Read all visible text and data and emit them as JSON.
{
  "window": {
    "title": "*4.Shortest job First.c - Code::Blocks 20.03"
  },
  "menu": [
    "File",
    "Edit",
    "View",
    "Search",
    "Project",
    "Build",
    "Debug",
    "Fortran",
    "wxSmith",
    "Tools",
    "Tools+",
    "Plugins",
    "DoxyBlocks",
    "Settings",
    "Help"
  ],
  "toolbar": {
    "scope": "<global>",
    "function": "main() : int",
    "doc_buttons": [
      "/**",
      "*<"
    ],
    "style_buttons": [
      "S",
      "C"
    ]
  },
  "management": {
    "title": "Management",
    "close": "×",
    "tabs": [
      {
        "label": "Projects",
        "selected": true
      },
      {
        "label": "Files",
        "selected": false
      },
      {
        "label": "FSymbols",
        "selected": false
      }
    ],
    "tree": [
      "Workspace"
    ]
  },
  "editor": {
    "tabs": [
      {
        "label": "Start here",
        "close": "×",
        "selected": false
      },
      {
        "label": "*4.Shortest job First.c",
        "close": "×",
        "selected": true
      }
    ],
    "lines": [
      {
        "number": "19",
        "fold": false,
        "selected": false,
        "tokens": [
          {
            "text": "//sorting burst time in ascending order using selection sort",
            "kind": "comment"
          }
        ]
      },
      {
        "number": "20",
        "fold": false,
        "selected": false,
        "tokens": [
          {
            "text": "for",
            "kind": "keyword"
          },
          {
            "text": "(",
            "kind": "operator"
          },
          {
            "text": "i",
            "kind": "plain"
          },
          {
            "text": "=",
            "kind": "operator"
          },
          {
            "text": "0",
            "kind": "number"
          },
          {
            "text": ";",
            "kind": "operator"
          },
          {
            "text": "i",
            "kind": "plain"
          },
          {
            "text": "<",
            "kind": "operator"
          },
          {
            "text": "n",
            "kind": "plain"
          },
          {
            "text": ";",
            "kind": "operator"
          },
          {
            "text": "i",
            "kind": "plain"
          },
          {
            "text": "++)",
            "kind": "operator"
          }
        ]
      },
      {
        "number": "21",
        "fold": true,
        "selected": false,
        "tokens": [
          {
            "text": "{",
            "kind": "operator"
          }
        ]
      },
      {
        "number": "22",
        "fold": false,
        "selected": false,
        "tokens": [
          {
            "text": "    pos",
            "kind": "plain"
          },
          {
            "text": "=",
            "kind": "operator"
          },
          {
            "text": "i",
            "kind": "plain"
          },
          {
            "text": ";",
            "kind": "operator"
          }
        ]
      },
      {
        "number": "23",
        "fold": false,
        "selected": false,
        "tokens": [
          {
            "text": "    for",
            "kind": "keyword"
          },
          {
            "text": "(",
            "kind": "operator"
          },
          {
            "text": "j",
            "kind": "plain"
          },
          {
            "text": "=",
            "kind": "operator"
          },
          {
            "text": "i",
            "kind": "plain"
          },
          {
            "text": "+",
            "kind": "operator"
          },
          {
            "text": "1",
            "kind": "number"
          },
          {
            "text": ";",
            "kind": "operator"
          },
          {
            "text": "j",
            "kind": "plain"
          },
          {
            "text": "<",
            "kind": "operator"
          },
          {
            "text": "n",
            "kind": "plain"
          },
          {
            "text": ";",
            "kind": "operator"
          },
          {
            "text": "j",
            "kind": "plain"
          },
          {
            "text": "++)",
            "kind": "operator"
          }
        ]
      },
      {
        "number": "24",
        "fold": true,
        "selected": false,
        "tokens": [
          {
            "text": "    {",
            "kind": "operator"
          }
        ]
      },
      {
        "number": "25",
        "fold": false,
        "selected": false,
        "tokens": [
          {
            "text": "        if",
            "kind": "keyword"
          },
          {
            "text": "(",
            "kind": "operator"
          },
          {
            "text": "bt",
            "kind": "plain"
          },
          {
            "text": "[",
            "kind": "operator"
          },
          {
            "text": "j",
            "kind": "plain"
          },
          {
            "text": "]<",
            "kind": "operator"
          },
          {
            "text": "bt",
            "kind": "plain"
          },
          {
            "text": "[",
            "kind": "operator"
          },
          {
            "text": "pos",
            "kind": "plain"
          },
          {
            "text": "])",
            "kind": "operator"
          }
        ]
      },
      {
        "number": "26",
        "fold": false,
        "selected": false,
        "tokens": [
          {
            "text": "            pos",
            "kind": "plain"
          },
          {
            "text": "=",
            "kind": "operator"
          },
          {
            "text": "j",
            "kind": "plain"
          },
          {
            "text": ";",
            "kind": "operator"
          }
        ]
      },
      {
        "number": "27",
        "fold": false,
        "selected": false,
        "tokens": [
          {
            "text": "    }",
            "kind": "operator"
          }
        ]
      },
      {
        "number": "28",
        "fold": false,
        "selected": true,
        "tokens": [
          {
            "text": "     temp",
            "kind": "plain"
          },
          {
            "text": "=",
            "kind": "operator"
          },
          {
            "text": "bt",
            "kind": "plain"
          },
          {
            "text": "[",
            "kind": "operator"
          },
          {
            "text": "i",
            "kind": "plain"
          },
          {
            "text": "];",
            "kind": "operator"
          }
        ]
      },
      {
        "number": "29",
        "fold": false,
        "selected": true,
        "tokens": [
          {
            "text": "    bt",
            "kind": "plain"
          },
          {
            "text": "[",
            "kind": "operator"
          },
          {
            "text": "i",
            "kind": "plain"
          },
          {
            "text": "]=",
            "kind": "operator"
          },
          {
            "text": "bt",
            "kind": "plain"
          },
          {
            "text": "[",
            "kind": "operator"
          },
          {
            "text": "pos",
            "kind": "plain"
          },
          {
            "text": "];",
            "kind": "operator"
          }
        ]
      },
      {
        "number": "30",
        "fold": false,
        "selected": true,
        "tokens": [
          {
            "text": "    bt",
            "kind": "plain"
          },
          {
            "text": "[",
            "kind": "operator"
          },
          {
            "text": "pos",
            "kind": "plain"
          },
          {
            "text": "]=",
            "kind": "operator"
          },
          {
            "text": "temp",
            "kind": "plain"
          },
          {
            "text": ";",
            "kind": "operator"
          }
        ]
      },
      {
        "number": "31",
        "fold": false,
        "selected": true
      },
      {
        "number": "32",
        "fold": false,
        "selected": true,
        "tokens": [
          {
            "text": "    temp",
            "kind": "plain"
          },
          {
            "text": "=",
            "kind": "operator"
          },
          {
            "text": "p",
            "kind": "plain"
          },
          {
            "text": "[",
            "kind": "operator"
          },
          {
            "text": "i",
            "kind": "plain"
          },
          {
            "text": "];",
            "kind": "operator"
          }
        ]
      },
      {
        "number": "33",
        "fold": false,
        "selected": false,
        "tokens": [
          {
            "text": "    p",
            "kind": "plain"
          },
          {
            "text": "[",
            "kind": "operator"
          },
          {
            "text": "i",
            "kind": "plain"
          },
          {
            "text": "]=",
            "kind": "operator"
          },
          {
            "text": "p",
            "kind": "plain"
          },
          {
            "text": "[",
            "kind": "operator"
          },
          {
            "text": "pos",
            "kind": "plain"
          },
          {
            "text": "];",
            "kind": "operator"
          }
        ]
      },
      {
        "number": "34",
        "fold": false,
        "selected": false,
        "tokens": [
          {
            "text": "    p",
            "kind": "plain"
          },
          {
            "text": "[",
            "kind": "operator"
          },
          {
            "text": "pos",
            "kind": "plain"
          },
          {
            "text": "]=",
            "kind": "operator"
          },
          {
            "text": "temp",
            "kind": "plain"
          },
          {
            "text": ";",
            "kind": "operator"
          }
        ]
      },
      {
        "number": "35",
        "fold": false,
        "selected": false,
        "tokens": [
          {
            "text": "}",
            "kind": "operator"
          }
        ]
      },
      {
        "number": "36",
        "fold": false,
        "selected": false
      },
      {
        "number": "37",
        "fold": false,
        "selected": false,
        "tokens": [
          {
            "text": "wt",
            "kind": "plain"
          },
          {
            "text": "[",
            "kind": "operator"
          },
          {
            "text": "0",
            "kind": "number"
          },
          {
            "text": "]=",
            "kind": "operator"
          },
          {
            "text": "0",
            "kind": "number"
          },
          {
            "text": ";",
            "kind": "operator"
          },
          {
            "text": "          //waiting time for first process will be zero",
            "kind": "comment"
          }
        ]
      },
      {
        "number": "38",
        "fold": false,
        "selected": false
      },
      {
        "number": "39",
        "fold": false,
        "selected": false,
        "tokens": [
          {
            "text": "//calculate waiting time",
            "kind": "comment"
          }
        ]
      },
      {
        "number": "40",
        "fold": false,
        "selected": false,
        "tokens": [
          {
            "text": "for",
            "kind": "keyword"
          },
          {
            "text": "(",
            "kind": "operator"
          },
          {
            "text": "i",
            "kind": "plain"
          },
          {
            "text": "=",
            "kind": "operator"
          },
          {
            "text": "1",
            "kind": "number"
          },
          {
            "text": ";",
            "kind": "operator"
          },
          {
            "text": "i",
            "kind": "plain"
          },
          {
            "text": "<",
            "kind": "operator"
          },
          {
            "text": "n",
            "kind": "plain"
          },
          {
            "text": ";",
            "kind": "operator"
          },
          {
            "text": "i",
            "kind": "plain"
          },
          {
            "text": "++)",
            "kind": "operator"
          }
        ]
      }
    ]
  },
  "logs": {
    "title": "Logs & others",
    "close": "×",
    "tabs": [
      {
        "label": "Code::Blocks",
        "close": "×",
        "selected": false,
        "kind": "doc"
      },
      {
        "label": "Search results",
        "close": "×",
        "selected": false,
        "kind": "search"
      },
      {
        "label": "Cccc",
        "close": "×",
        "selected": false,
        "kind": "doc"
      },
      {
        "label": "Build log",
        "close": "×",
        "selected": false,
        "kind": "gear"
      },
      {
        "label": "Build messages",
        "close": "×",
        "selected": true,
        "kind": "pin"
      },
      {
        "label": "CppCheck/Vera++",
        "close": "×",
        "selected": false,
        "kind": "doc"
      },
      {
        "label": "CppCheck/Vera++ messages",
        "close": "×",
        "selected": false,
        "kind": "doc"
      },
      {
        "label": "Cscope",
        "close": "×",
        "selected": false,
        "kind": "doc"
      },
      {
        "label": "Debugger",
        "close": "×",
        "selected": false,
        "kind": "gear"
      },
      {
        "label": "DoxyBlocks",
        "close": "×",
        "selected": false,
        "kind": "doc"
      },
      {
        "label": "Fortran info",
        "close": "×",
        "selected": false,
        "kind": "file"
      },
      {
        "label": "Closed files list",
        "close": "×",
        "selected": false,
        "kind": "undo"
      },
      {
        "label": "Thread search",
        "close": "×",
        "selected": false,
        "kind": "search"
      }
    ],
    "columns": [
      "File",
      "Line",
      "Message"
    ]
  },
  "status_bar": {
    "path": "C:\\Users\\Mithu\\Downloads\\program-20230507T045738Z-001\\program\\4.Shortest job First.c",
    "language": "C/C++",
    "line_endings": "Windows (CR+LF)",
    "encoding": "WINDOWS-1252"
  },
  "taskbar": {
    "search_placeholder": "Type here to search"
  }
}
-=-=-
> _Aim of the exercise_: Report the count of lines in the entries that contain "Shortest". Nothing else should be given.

> _Exercise response_: 3